No Passport Needed – A Night of Flamenco in Battersea
There is nothing quite like a good stomp of the feet to get you into the mood. And I see it all around me; how even the most reticent of bystanders give in to the collective pulse that takes over the room. Stomp stomp clap. Stomp stomp clap. Stomp stomp clap.
Here we have all kinds. Flamenco has brought in the crowds, and whilst not everyone knows what to do, they know why they are here. Battersea Spanish has made it clear; this is an evening to celebrate art and culture, together. Have a drink, share a joke, sit back and watch, or just go for it — dance flamenco!
In collaboration with London-based artist Maria Vega, these evenings are the latest offering to the Flamenco scene: a platform for musicians and dancers, as well as a big hug and a warm welcome to all those interested in the Andalusian arts.

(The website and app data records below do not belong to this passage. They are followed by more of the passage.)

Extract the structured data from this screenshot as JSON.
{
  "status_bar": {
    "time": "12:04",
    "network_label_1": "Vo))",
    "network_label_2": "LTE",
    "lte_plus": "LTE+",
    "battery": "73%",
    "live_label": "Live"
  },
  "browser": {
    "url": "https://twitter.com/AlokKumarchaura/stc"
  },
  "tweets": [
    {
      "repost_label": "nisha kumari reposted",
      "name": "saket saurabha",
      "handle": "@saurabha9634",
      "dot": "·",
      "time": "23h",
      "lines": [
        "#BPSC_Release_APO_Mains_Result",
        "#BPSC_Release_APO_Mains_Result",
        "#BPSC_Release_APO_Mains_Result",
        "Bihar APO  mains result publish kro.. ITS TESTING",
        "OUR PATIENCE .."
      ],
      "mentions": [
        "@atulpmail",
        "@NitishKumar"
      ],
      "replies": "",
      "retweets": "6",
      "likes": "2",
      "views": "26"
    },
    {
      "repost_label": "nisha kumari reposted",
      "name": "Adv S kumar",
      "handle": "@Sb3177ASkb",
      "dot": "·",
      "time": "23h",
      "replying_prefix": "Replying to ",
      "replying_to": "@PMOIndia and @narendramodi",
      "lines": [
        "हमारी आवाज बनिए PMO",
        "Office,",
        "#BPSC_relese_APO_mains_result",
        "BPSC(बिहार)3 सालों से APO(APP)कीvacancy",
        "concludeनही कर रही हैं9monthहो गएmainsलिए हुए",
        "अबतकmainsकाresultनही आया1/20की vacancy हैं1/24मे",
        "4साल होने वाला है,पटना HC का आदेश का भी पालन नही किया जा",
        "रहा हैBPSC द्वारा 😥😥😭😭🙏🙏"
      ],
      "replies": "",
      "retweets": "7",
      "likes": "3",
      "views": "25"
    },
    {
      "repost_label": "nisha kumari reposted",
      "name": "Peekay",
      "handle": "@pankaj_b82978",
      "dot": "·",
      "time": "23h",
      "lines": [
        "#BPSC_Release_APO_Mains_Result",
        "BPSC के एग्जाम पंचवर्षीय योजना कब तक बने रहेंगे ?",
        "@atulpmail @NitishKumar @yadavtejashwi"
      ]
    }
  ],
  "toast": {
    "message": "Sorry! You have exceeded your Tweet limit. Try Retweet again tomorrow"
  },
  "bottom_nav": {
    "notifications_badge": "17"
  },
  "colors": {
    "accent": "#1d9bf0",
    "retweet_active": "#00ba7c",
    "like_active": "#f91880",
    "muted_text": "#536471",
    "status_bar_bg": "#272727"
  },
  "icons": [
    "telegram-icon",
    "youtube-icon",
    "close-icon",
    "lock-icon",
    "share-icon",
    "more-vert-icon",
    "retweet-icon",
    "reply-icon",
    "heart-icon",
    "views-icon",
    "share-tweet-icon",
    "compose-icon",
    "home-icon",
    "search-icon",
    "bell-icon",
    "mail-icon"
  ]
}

At times, as we watch dancers such as Manuel Diaz take to the stage, arching his back and flaring his arms like a bull about to defeat the torero; or hear the longing voices of singers Ulises and Julio, that flow and tumble like a wind rolling over the hills; or try to follow the rapid flight of Adrian’s fingers that tease and tense the strings of his guitar; it feels like here in South London, we’ve stumbled across a peep-hole into the sultry, sweaty taverns of Seville.
The crowd is happy and happy to have found each other. Spanish, Latin American, British or others who, when I ask where they are from, answer; “who cares?” Who cares indeed!
I quickly pop out to take stock of where I am. Suddenly the boat rocks and I remember the Thames is lapping underneath us. It’s a beautiful evening and here we are, on Battersea Barge, moored between Battersea Power Station and its iconic chimneys, nostalgic in their reach for the sky, and the wide, bold, Vauxhall Bridge, cornered by shimmering towers and walls of window panes. Many worlds in this big city.
I return to the deck and speak to Joanna. She’s just moved to the area and wants to learn Spanish with us. I invited her to the evening because; “this is what Battersea Spanish is all about”, I stress; “immersion”. Language lives and breathes like all of us. “It carries culture and it carried you here”, I tell her. “This. Is. Spanish.”